_Work to be completed_. Could you return every line of the records below that contains the word "title"?

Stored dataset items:

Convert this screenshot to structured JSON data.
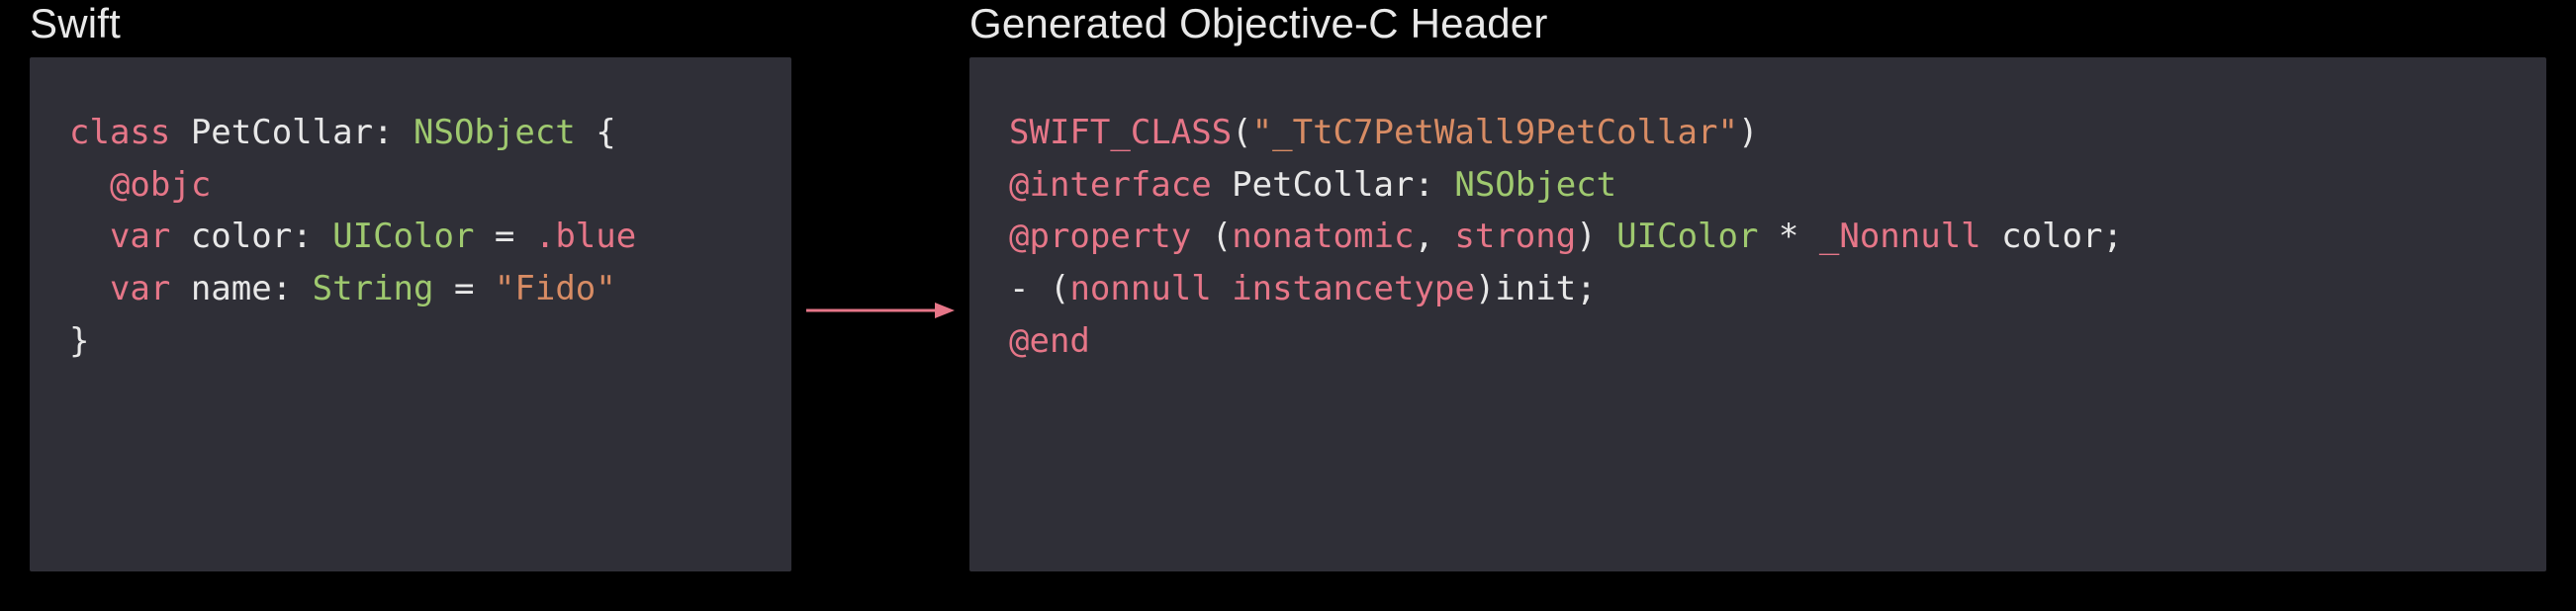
{
  "left": {
    "title": "Swift",
    "code": {
      "l1_kw": "class ",
      "l1_id": "PetCollar",
      "l1_colon": ": ",
      "l1_type": "NSObject",
      "l1_brace": " {",
      "l2_attr": "  @objc",
      "l3_kw": "  var ",
      "l3_id": "color",
      "l3_colon": ": ",
      "l3_type": "UIColor",
      "l3_eq": " = ",
      "l3_val": ".blue",
      "l4_kw": "  var ",
      "l4_id": "name",
      "l4_colon": ": ",
      "l4_type": "String",
      "l4_eq": " = ",
      "l4_str": "\"Fido\"",
      "l5_brace": "}"
    }
  },
  "right": {
    "title": "Generated Objective-C Header",
    "code": {
      "l1_macro": "SWIFT_CLASS",
      "l1_paren_open": "(",
      "l1_str": "\"_TtC7PetWall9PetCollar\"",
      "l1_paren_close": ")",
      "l2_kw": "@interface ",
      "l2_id": "PetCollar",
      "l2_colon": ": ",
      "l2_type": "NSObject",
      "l3_kw": "@property ",
      "l3_paren": "(",
      "l3_attr1": "nonatomic",
      "l3_comma": ", ",
      "l3_attr2": "strong",
      "l3_paren_close": ") ",
      "l3_type": "UIColor",
      "l3_star": " * ",
      "l3_nn": "_Nonnull ",
      "l3_id": "color",
      "l3_semi": ";",
      "l4_dash": "- ",
      "l4_paren": "(",
      "l4_nn": "nonnull ",
      "l4_inst": "instancetype",
      "l4_paren_close": ")",
      "l4_init": "init",
      "l4_semi": ";",
      "l5_end": "@end"
    }
  },
  "arrow_color": "#e67688"
}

_Solution_.
    "title": "Swift",
    "title": "Generated Objective-C Header",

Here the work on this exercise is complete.